We will provide those services that are necessary and appropriate to administer the trusts under the laws of the State of Arizona. The normal Trust Administration services include the following:
- Advise you with respect to your fiduciary duties as Trustee and help you to collect, protect
- Assist you in determining the cost basis and date-of-death values of the assets;
- Prepare a complete inventory of the assets and determine whether there are any assets that and will require collection through a probate proceeding;
- Prepare and complete all reports and notices to the beneficiaries as required by the terms of the trusts, state law and federal law;
- Discharge any potential creditor claims pursuant to state law;
- If Necessary, create sub-trusts for the beneficiaries of the trusts;
- Help administer the retirement accounts (IRA’s 401k’s etc.) and help you get the maximum tax stretch possible.
- Assist in making distributions to the beneficiaries named in the trusts
- Obtain the necessary releases from each beneficiary to protect the Trustee from potential fiduciary liability;
- Prepare the required reports, notices, consents, receipts, waivers, releases, and accountings for closing the administration and discharging you as a fiduciary; and
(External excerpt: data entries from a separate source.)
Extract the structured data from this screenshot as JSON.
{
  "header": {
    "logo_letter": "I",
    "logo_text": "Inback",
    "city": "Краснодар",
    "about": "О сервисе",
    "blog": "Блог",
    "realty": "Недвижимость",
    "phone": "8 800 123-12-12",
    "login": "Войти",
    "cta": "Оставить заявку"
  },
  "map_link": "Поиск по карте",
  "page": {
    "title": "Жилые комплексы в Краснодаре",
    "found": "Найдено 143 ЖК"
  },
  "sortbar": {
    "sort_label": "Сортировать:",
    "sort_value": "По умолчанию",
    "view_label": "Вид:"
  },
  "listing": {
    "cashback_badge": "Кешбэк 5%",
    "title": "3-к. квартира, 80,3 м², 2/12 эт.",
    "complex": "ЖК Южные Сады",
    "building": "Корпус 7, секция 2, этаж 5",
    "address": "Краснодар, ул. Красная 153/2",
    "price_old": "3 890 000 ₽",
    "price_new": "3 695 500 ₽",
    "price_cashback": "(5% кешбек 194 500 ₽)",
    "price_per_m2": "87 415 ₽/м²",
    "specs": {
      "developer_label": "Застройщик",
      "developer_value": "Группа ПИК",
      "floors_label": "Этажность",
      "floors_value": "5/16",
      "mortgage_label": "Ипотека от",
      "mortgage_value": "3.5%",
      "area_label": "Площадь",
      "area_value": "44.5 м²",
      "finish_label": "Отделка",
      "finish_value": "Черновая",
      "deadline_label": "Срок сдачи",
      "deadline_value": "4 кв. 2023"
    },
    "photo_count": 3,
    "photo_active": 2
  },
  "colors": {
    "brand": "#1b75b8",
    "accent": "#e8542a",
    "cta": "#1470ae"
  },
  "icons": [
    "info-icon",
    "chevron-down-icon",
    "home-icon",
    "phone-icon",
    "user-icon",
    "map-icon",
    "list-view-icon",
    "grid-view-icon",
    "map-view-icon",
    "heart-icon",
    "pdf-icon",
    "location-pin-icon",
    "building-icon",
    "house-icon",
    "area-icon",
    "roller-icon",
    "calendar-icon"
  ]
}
- Provide counsel and advice on any related questions or matters arising out of the administration of the trusts.
Small Estate Administration
On some occasions, a probate may not be necessary and an estate can be settled by small estate administration. In Arizona, when personal property is less than $75,000 and equity in real property (real estate, such as a house) totals less than $100,000, small estate administration is an option and probate may be bypassed. These procedures can be much less burdensome and time consuming and therefore is less expensive than filing a probate. So the first thing a PR should do is decide whether the estate should be admitted to probate, or whether it can be collected through small estate administration. Your attorney will let you know if this is an option during your Family Administration Session.
- What is probate?
- Probate is the judicial process by which a court gives an order to retitle assets held solely by a deceased individual. If a will was prepared, the court will order the assets to be retitled according the will. If there is not a will then the state “laws of intestacy” determine the beneficiary
The first step in a probate is to file to “open” the probate
When a will exists, the personal representative (“PR”) will submit the will to the court to verify that it is the most recent, and is valid. If there is no will (the decedent dies “intestate”), the courts determine how an estate will be distributed, referring to the state’s laws of intestacy. In Arizona, the laws of intestacy can be found in Chapter 2 of Title 14 of the Arizona Revised Statutes. A.R.S. 14-2102 covers the share of a surviving spouse, and can provide background as to how an estate will be divided in the event a loved one passes intestate. Other statutes within the chapter can provide additional context for more specific situations, but we advise consulting with one of our licensed attorneys in order to interpret the law.
After the probate is opened the judge will issue “personal representative letters”, which is a document that gives the personal representative the authority to act for the estate. Showing the “Personal representative letters to the bank will give you the authority over the accounts that were held in the name of the decedent. The probate will remain open in order to alert creditors that they need to settle their claims, and identify the beneficiaries who will receive a portion of the estate.
There are some required waiting periods and several different steps to complete a Probate so it can take a long time. A probate normally takes between six to twelve months to complete.
During the probate period the representative collects information for the deceased’s accounts and property. A representative is required to post notice to creditors who may have claims, pay the deceased’s debts and taxes with estate funds, and administer distributions to beneficiaries.
Upon completion of probate, when all debts and taxes of the deceased are paid, and creditors have been satisfied, the court will allow for a distributions to be paid out to the beneficiaries and then the probate can be closed.
The probate process can be timely, and a burden at a time when families already face emotional obstacles. At Dana and Associates, our Attorneys can help you through the process of probate, and make sure that your duties as a personal representative are fulfilled.
Free Personal Family Legal Session
Phoenix Estate Planning
20860 N. Tatum Blvd., Ste 300,
Phoenix, AZ 85050